THE PROBLEM: For each line of the data below, copy it if it holds the word "active".

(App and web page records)
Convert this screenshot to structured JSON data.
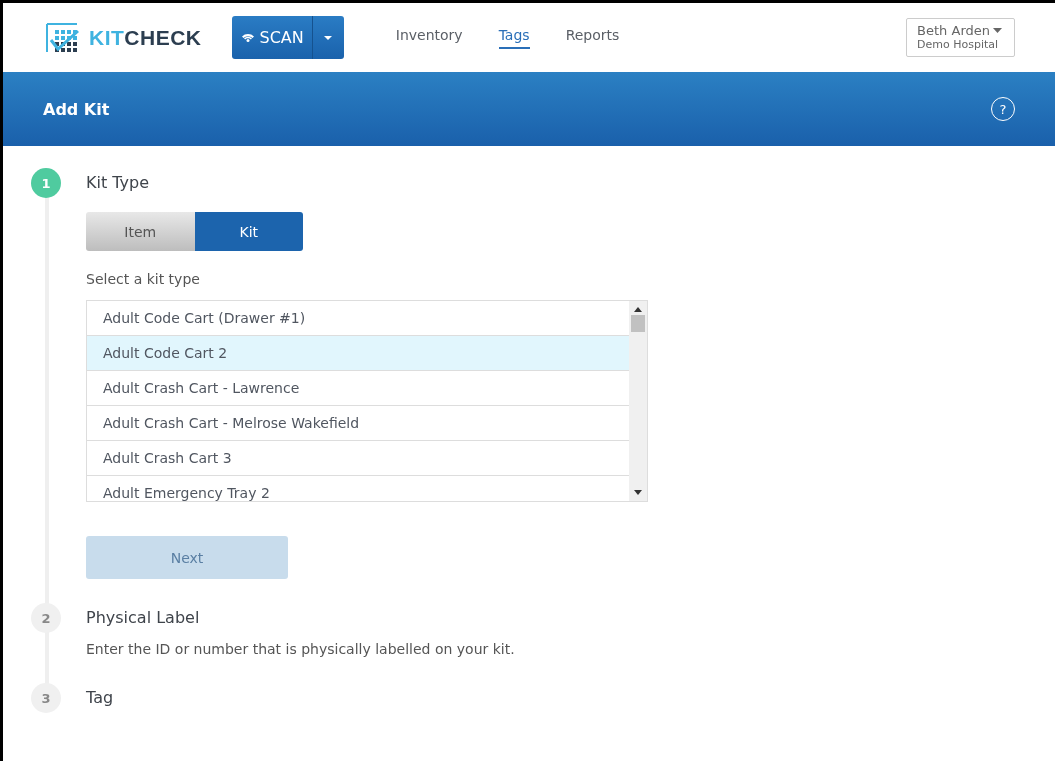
{
  "header": {
    "logo": {
      "prefix": "KIT",
      "suffix": "CHECK"
    },
    "scan_button": "SCAN",
    "nav": [
      {
        "label": "Inventory",
        "selected": false
      },
      {
        "label": "Tags",
        "selected": true
      },
      {
        "label": "Reports",
        "selected": false
      }
    ],
    "user": {
      "name": "Beth Arden",
      "org": "Demo Hospital"
    }
  },
  "title_bar": {
    "title": "Add Kit",
    "help": "?"
  },
  "steps": [
    {
      "number": "1",
      "title": "Kit Type",
      "active": true,
      "toggle": [
        {
          "label": "Item",
          "selected": false
        },
        {
          "label": "Kit",
          "selected": true
        }
      ],
      "list_label": "Select a kit type",
      "list": [
        {
          "label": "Adult Code Cart (Drawer #1)",
          "selected": false
        },
        {
          "label": "Adult Code Cart 2",
          "selected": true
        },
        {
          "label": "Adult Crash Cart - Lawrence",
          "selected": false
        },
        {
          "label": "Adult Crash Cart - Melrose Wakefield",
          "selected": false
        },
        {
          "label": "Adult Crash Cart 3",
          "selected": false
        },
        {
          "label": "Adult Emergency Tray 2",
          "selected": false
        }
      ],
      "next": {
        "label": "Next",
        "disabled": true
      }
    },
    {
      "number": "2",
      "title": "Physical Label",
      "active": false,
      "description": "Enter the ID or number that is physically labelled on your kit."
    },
    {
      "number": "3",
      "title": "Tag",
      "active": false
    }
  ]
}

WORKED SOLUTION:
      "active": true,
      "active": false,
      "active": false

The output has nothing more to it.